"The decision of the Environment Minister Sussan Ley to allow the destruction of koala habitat in NSW was just devastating. They're destroying koala land because they want to expand a quarry, a mine, at a time when we know koalas are already under threat - suffering because of the bushfires, suffering because of land clearing and their habitat is just disappearing," she said.
"The only ones that will be left are the soft toys or the ones in zoos, it's just not good enough."
The koala controversy came in a week where the federal government's handling of the environment was put on the agenda by the crossbench, with Indi MP Helen Haines critical that major environmental law changes were "rammed through" in September.
"I opposed the bill on the basis that it was rushed, that consultation had not concluded and that the protections recommended by the review's interim report were not included," she said in Parliament.
"If we don't have strong protections, what would happen to heritage towns like Beechworth and Chiltern?
"Could we still keep our alpine resorts pristine by warding off inappropriate development?

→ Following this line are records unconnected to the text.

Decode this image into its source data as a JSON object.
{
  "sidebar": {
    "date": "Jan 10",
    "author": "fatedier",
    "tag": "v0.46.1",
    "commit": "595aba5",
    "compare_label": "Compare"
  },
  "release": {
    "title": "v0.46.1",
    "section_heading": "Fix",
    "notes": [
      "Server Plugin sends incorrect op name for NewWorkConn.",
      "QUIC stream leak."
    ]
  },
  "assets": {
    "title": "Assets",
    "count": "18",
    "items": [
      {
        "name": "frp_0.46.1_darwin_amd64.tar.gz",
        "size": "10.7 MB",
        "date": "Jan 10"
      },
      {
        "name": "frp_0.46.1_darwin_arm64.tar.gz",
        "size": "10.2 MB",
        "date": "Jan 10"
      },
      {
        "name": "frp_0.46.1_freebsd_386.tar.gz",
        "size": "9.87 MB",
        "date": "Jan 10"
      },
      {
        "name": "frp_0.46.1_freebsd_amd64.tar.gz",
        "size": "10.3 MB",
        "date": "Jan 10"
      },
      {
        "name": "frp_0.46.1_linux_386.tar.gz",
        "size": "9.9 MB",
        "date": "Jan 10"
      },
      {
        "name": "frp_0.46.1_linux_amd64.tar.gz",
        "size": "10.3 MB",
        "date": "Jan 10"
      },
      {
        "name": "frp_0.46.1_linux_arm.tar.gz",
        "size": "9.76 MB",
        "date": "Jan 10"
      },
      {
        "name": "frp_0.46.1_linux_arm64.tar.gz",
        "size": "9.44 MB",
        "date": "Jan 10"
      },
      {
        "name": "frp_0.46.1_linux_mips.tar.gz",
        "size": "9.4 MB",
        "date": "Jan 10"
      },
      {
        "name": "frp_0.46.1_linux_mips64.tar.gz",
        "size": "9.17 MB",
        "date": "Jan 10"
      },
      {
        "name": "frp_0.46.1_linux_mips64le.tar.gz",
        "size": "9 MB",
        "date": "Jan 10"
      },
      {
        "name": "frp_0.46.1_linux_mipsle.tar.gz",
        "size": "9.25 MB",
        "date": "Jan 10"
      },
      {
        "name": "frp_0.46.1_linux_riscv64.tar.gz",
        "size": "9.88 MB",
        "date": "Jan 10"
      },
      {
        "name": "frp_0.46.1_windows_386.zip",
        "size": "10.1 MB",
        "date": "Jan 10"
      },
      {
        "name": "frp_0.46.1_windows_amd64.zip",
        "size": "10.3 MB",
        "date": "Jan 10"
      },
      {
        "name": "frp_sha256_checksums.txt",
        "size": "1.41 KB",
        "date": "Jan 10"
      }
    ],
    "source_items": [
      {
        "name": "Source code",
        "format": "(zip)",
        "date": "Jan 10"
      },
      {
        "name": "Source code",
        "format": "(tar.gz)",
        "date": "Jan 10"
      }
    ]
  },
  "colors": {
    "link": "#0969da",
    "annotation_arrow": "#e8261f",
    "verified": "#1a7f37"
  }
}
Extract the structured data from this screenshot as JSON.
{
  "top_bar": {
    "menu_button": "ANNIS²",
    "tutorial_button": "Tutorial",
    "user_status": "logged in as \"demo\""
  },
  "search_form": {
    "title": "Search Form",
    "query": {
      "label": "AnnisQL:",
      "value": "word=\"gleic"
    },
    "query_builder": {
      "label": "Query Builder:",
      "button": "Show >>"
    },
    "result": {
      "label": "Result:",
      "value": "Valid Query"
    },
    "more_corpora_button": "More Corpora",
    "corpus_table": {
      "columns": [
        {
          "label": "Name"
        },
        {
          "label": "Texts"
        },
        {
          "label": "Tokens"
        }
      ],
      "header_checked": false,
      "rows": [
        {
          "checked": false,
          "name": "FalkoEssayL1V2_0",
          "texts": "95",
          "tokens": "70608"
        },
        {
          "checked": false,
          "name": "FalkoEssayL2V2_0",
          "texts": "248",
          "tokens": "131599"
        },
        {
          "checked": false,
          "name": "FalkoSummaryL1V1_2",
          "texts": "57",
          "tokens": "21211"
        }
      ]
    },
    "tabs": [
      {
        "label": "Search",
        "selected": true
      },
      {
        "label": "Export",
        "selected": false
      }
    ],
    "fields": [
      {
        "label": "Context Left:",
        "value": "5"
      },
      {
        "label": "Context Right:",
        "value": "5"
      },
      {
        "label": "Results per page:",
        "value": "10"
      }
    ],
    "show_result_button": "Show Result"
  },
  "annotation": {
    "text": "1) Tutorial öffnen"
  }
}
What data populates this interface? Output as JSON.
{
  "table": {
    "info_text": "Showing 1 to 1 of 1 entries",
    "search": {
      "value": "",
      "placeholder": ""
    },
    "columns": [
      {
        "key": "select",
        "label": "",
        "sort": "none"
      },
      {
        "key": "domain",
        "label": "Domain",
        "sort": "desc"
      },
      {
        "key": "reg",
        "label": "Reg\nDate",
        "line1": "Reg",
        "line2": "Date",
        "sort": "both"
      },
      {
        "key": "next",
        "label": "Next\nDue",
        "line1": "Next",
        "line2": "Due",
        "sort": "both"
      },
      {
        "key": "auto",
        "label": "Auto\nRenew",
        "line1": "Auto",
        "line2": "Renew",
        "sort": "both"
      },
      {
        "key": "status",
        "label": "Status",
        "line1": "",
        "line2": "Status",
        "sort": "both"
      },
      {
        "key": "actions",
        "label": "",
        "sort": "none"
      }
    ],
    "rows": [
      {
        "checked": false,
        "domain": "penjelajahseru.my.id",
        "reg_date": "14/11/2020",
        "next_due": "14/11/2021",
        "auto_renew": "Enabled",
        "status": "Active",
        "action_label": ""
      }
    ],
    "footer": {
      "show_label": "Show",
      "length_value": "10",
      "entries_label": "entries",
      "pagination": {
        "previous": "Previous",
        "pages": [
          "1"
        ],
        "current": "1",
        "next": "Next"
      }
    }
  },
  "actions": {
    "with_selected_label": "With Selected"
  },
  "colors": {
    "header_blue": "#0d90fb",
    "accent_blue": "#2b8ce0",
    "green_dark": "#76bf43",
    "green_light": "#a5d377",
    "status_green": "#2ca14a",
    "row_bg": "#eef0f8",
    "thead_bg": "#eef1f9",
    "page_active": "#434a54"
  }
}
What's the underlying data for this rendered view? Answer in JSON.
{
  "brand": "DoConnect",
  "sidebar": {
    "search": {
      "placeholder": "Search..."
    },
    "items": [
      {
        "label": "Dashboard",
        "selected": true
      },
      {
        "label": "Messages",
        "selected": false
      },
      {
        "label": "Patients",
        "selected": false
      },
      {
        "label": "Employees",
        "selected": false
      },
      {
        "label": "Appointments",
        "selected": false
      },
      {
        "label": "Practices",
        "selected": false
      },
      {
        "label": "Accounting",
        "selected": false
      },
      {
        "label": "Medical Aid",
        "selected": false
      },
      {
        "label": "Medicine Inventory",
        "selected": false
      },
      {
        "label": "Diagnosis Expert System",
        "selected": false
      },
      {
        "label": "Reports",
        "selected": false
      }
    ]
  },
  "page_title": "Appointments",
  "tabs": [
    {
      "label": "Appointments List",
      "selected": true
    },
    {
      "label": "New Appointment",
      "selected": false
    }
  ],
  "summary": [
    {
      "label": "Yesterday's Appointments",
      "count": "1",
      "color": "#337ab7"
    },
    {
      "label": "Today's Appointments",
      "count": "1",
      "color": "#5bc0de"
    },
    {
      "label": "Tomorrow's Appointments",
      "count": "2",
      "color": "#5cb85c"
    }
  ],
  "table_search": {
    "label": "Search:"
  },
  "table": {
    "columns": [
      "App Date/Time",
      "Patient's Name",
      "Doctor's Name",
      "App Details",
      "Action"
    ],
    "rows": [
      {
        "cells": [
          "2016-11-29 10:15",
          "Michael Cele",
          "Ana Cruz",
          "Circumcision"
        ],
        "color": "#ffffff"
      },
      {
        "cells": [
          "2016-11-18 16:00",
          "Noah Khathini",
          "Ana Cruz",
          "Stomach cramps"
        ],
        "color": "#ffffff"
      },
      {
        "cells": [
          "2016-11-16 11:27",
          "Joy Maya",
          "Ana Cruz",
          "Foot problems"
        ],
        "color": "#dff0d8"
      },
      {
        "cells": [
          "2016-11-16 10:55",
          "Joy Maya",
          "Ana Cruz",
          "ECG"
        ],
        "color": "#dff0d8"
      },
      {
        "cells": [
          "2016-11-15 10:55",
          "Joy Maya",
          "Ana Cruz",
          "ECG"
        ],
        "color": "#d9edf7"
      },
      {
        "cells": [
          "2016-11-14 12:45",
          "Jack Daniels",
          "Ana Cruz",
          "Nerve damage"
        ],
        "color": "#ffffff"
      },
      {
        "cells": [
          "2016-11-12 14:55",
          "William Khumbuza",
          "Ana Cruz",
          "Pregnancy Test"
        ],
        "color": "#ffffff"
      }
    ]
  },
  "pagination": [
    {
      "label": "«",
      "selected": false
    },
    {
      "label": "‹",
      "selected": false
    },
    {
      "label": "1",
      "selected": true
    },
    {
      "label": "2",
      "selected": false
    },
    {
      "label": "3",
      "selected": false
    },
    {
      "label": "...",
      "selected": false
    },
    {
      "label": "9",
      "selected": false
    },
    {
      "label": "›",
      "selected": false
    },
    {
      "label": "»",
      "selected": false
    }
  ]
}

"These environments are key to Mansfield, Bright and Myrtleford and to their economies too."